Concert: The Dear Hunter w/ Pathos, Pathos
Venue: The Social in Orlando, FL
The Dear Hunter have been on a national tour as the opening act for Coheed and Cambria over the last few weeks. On a few off nights, the group have scheduled a handful of headlining shows where, thankfully, they get to perform more than the standard 45 minute opening set. This night in Orlando was one of this joyous evenings. The Social in Orlando is a small club but with a perfect layout. The stage is laid out on one side of the club parallel to the bar on the other side with the rest of the open area allowing for a perfect viewing spot regardless of where you stand. Local act Pathos, Pathos gave an entertaining opening set, their music a mix of Death Cab for Cutie and Violent Femmes.

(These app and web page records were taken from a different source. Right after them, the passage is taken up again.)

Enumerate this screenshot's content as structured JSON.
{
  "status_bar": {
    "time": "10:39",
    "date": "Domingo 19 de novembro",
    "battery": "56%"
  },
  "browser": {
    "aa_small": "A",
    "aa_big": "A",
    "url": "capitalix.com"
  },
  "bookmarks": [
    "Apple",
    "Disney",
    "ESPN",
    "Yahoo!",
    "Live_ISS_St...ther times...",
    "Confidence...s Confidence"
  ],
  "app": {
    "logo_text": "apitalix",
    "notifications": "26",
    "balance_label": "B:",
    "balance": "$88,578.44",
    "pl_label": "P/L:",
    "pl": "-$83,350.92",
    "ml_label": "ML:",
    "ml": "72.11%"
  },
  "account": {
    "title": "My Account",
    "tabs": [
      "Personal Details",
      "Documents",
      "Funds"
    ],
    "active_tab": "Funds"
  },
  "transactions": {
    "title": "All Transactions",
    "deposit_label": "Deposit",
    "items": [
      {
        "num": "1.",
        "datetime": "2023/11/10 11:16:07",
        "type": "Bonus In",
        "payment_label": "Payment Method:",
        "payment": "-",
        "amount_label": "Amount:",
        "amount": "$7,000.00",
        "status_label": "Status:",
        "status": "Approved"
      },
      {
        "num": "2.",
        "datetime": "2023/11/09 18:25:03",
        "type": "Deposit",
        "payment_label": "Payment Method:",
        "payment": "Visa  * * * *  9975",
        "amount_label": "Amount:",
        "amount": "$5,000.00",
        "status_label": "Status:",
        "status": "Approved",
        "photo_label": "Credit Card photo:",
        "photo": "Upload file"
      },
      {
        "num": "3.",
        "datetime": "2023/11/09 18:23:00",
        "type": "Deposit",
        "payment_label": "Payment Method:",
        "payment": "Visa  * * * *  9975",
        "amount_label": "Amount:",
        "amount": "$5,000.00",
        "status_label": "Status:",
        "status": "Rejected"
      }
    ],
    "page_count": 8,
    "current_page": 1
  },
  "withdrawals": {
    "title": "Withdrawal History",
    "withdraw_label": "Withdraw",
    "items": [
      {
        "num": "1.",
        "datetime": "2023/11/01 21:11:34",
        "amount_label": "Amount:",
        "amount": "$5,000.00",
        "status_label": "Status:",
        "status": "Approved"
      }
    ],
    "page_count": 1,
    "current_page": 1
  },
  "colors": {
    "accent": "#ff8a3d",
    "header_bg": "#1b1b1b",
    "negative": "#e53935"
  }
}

At just around 9pm Casey Crescenzo and the band took to the stage.
For bands that are so impressive sonically on their studio recordings, it is often difficult to recreate the magic on stage, especially when the band is trying to do this in a club and not with a multi-million dollar PA system as you might find in an arena. That immediately is the first thing that is impressive with The Dear Hunter. Opening with the first 2 songs from their latest release, ACT V, “Regress” and “The Moon/Awake”, the band sound tremendous. All the orchestration and overlayed vocal harmonies are in place and the energy is palpable. Casey’s ability to hit each high note with ease and equal emotion, places him as one of the top voices in rock today. Each of the 6 members on stage handles his tasks brilliantly as they run through the first 9 songs, all from their last two albums, Acts IV & V.
Many fan favorites were played including tracks like “The Bitter Suite parts IV and V”, “Waves” and “The Revival” which invite the audience of nearby college goers and older fans to sing along, at times overpowering the music coming from the stage. It is not a requirement to be one of the indoctrinated to enjoy a Dear Hunter show, but it certainly is more fun. There are certain known points that fans sing or add yells and cheers, as if they know the secrets to these songs. Witnessing a young crowd enjoying such brilliance is also something that provides hope for live music. For a band that dips its toes into the Prog waters, this was certainly not a typical Prog audience of 40-60 year old males.
The band closed out the remaining 30 minutes by featuring songs from ‘The Color Spectrum’ for 4 out of the remaining 6 songs. They finished with the rockous track “This Body”, but not before segueing into the ending of “She’s So Heavy” from The Beatles. Casey Crescenzo is an amazing talent, able to write some of the most adventurous music out there today, but do not be fooled into thinking this band might not be as good in concert, because nothing could be further from the truth. Run, don’t walk to a show by The Dear Hunter and get indoctrinated as soon as possible.